Moving Pictures Visually in a Narrative offers all cultures a way to express their histories and stories through images and art.
Visual literacy spans across all mediums. There are three basic types of visual narrative: Static, Dynamic, and interactive. They all include these 3 elements: characters or objects that can act out a story, a narrative cue to alert the brain and activate the eye, and a sense of sequence.
Obviously, static visual narratives are still images: Comics, scrolls, murals, manuscripts, paintings, photos, graphics, etc.
They unfold in actual space.
The visual image is fixed in place to a surface.
It depends on the viewer gaining knowledge from previous scenes or frames.
The viewer gets to choose how fast or slow the story proceeds.
Time to contemplate is controlled by the viewer.
Movement is implied and is a result of the viewer moving from one scene to another.
Dynamic visual narratives are moving pictures.
These include animation and cinema.
They tell stories through time.
Viewed with visuals in rapid succession.
Previous images are inaccessible to the viewer once they have happened.
The view is fixed yet the visuals move.
Control of the speed and pace is controlled by the creator.
Implied movement is through rapid succession of images.
Interactive moving visual pictures can include both static and dynamic visualizations.
The viewer has control over the time it takes for the story to develop.

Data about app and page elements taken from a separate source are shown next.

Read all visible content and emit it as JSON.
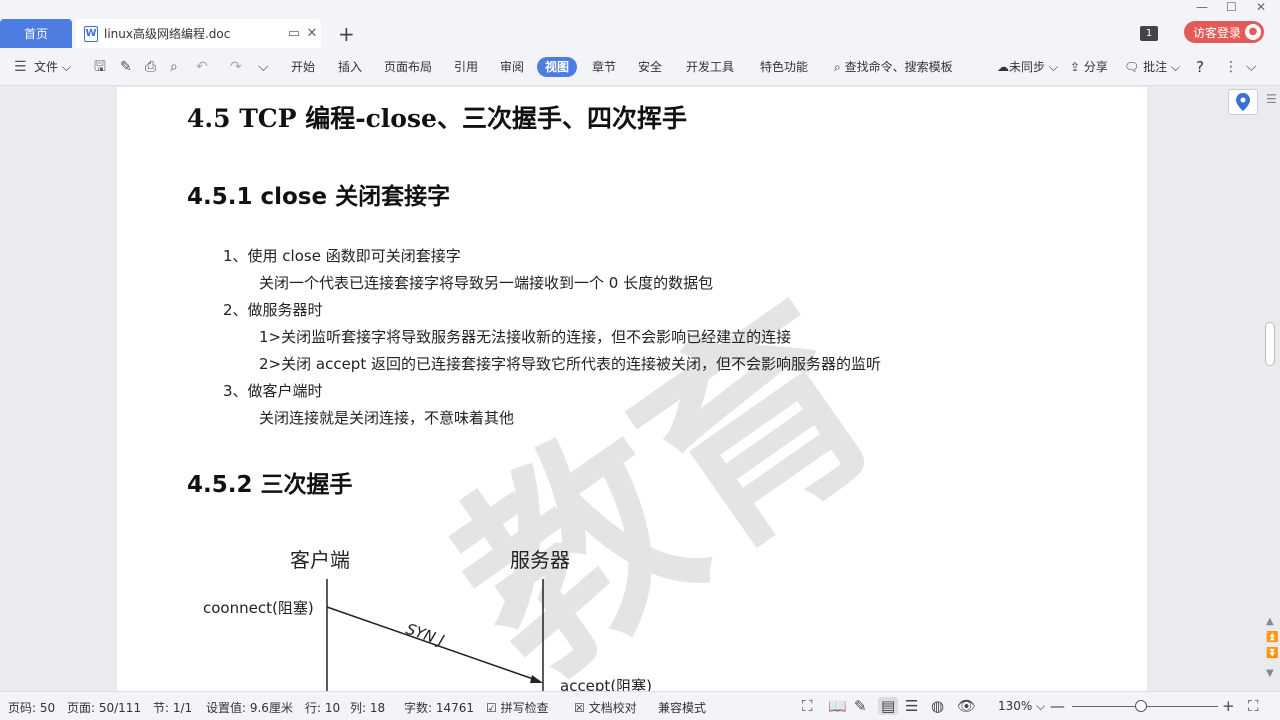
{
  "tabs": {
    "home": "首页",
    "doc": "linux高级网络编程.doc",
    "new_tab_icon": "plus-icon"
  },
  "window": {
    "badge": "1",
    "login": "访客登录"
  },
  "ribbon": {
    "file": "文件",
    "menus": [
      "开始",
      "插入",
      "页面布局",
      "引用",
      "审阅",
      "视图",
      "章节",
      "安全",
      "开发工具",
      "特色功能"
    ],
    "active_menu": "视图",
    "search": "查找命令、搜索模板",
    "sync": "未同步",
    "share": "分享",
    "comment": "批注",
    "help": "?"
  },
  "document": {
    "title": "4.5 TCP 编程-close、三次握手、四次挥手",
    "section1_title": "4.5.1 close  关闭套接字",
    "lines": [
      "1、使用 close 函数即可关闭套接字",
      "关闭一个代表已连接套接字将导致另一端接收到一个 0 长度的数据包",
      "2、做服务器时",
      "1>关闭监听套接字将导致服务器无法接收新的连接，但不会影响已经建立的连接",
      "2>关闭 accept 返回的已连接套接字将导致它所代表的连接被关闭，但不会影响服务器的监听",
      "3、做客户端时",
      "关闭连接就是关闭连接，不意味着其他"
    ],
    "section2_title": "4.5.2 三次握手",
    "diagram": {
      "client": "客户端",
      "server": "服务器",
      "connect": "coonnect(阻塞)",
      "syn": "SYN J",
      "accept": "accept(阻塞)"
    }
  },
  "status": {
    "page_no": "页码: 50",
    "pages": "页面: 50/111",
    "section": "节: 1/1",
    "setting": "设置值: 9.6厘米",
    "row": "行: 10",
    "col": "列: 18",
    "words": "字数: 14761",
    "spell": "拼写检查",
    "proof": "文档校对",
    "compat": "兼容模式",
    "zoom": "130%",
    "zoom_level": 0.47
  },
  "colors": {
    "accent": "#4d7de0",
    "login": "#e25b5b"
  }
}
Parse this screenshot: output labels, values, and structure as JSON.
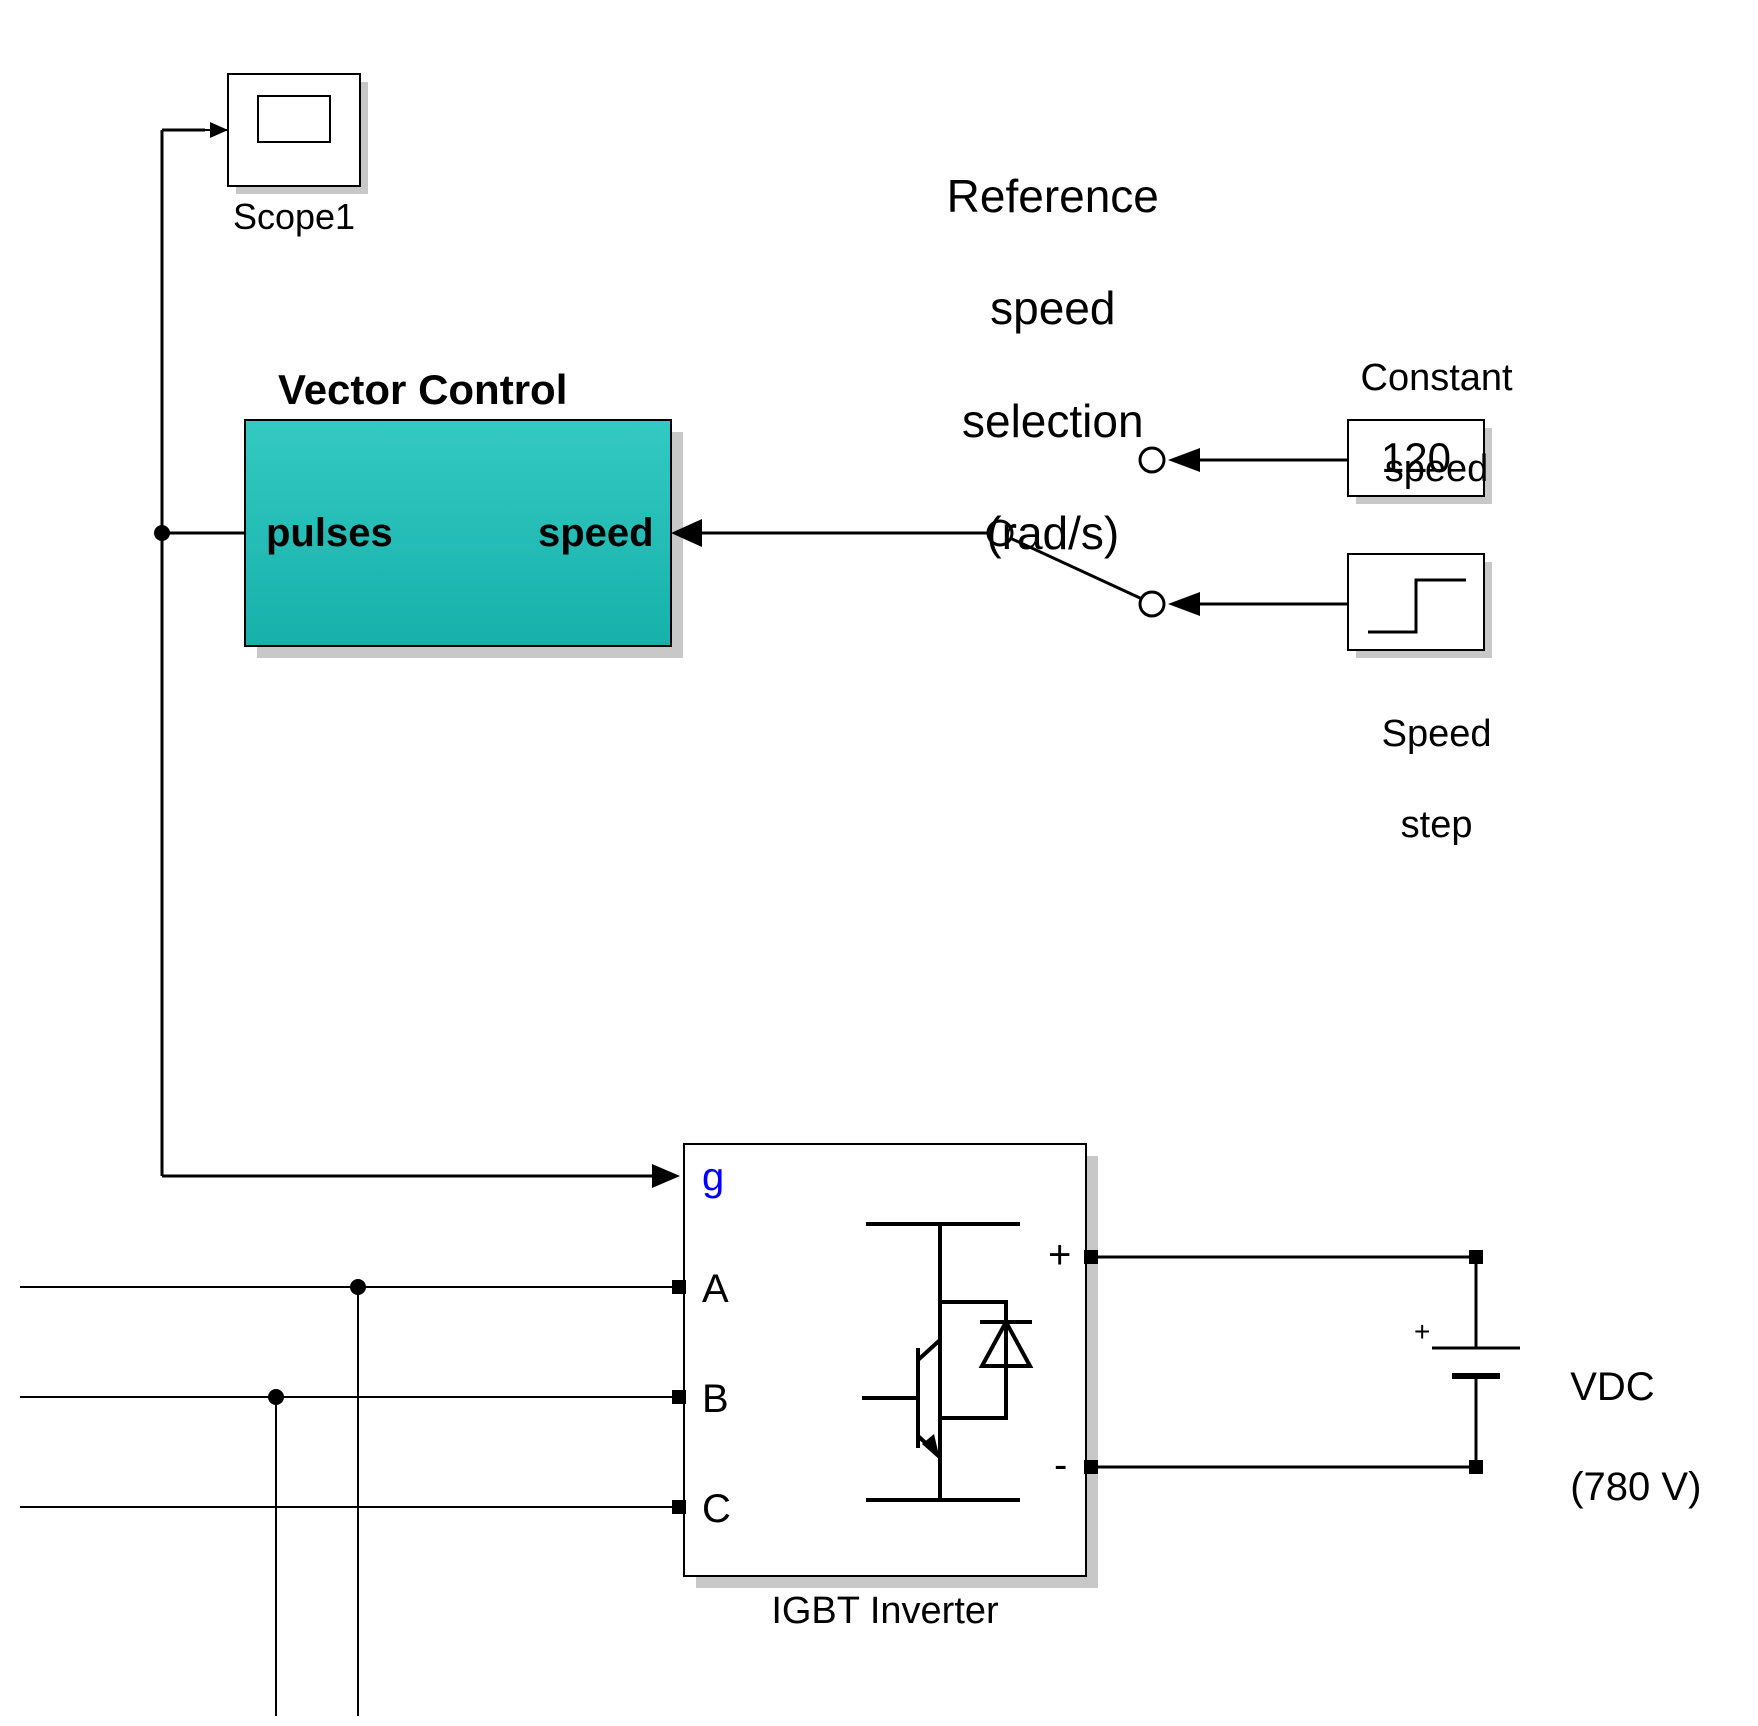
{
  "scope1": {
    "label": "Scope1"
  },
  "vector_control": {
    "title": "Vector Control",
    "port_out": "pulses",
    "port_in": "speed"
  },
  "reference_speed": {
    "title_line1": "Reference",
    "title_line2": "speed",
    "title_line3": "selection",
    "title_line4": "(rad/s)"
  },
  "constant_speed": {
    "label_line1": "Constant",
    "label_line2": "speed",
    "value": "120"
  },
  "speed_step": {
    "label_line1": "Speed",
    "label_line2": "step"
  },
  "inverter": {
    "label": "IGBT Inverter",
    "port_g": "g",
    "port_a": "A",
    "port_b": "B",
    "port_c": "C",
    "port_plus": "+",
    "port_minus": "-",
    "terminal_plus": "+"
  },
  "vdc": {
    "label_line1": "VDC",
    "label_line2": "(780 V)"
  },
  "colors": {
    "vector_fill_top": "#29c2bd",
    "vector_fill_bottom": "#1bb5af",
    "shadow": "#c8c8c8",
    "border": "#000000"
  }
}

Video games and picture books are great examples of this.
Time extends through many possible pathways.
Visuals can change based on the viewers choice.
Viewers can access prior knowledge of the story, but the story doesn’t depend on prior knowledge.
Speed determination varies.
The viewer can manipulate the story.
Active participation is required.
Creating the hook!
Every symbol we make, every font we use, every letter we make has meaning. Signs, logos, and trademarks are all common types of symbols designers use to convey information. Logo designers know that symbols stick in peoples memories.
Complex associations are made by incorporating subject, content, and context within each sign or symbol. Symbols do not have to have a resemblance to the thing they represent. The best ones are really simple and convey intent as to its purpose.
How many of these logos can you identity?
A simple word with a tricky font or memorable shape can go a long way to imply meaning. Icons, on the other hand, usually look like the objects they represent.
In some circles, signs and symbols have secret meanings or more than one meaning. Visual codes and cues are often used for groups to communicate. Graffiti is a common way to express ideas . These were common symbols used by hobos and homeless people back in the early 1900s.
Subject matter refers to the depicted object itself.
To recognize subject matter, the viewer has to take inventory of what is seen. Think of the nouns in the composition of the whole. The nouns would be the subject matter.
Content is the impact or meaning in the object. Content is like the analysis of the subject matter. Both these elements are required in creating a symbol.
Subject matter can be broken up into genres or other groupings:
Content moves beyond the formal aspects of the art itself and is connected to why the artist made the object. Does it have function? Is there a meaning to communicate?
A drawing of a bird is the subject matter.
The content is ‘what kind of bird’?
From there you can add themes and tell a story…
Moving pictures and symbols
What is it about symbols that fascinate people so much?
After all, we’ve been obsessing over them since the dawn of time.
Symbolism, or semiotics as it’s known in technical circles, plays such a large part in human communication because people are constantly looking for deeper meaning. Whether it’s in the stars, drawn on a cave wall or in the newest visual content, we add such meaning to our communication through the use and interpretation of signs.
Simply because we humans look for meaning in everything around us.
Anything can become a symbol as long as people interpret it to mean something other than its literal definition. Some symbols, however, have become so ingrained within our cultural sphere that they carry an almost universal meaning. After all, who doesn’t immediately associate an owl with wisdom, a dove with peace or a red rose with romance?
Whether you’re a designer, a filmmaker or a writer, all communicators must resort to symbolism and moving pictures to communicate a message.
To help you create meaningful content that triggers the right associations in your audience, here are 40 symbols all storytellers should be familiar with.
Read more at https://visme.co/blog/symbols-and-meanings/
This brings us to context. What did the artist intend when creating the piece? Who is the artist making it for? Who is the audience? Was it commissioned?
Some things are created for a private audience…
An example being old pre printing press manuscripts and Bibles. These were works of art commissioned for a private owner with a limited audience. Frescoes and large statues were meant to be seen by all the common people. Context is the purpose and the function of the object. How has this changed over time? Context is essential when trying to identify meaning in a work of art. The circumstances of its creation and viewing must be considered.
Appropriation is common.
This is borrowing, copying or altering preexisting images, objects, and ideas. There is correlation to this in music too. Common chord changes and rhythms are used constantly. Where else do people get their ideas from? We all take bits and pieces from everything we see, hear, taste, smell and touch and form our own composites to communicate ourselves to one another. This is a common currency we all can draw and improve upon in new ways with new means. Question everything you see by placing each image you see in its context. How does it fit in an historical fashion? The context of the culture it serves. How was it made? Etc, etc, etc…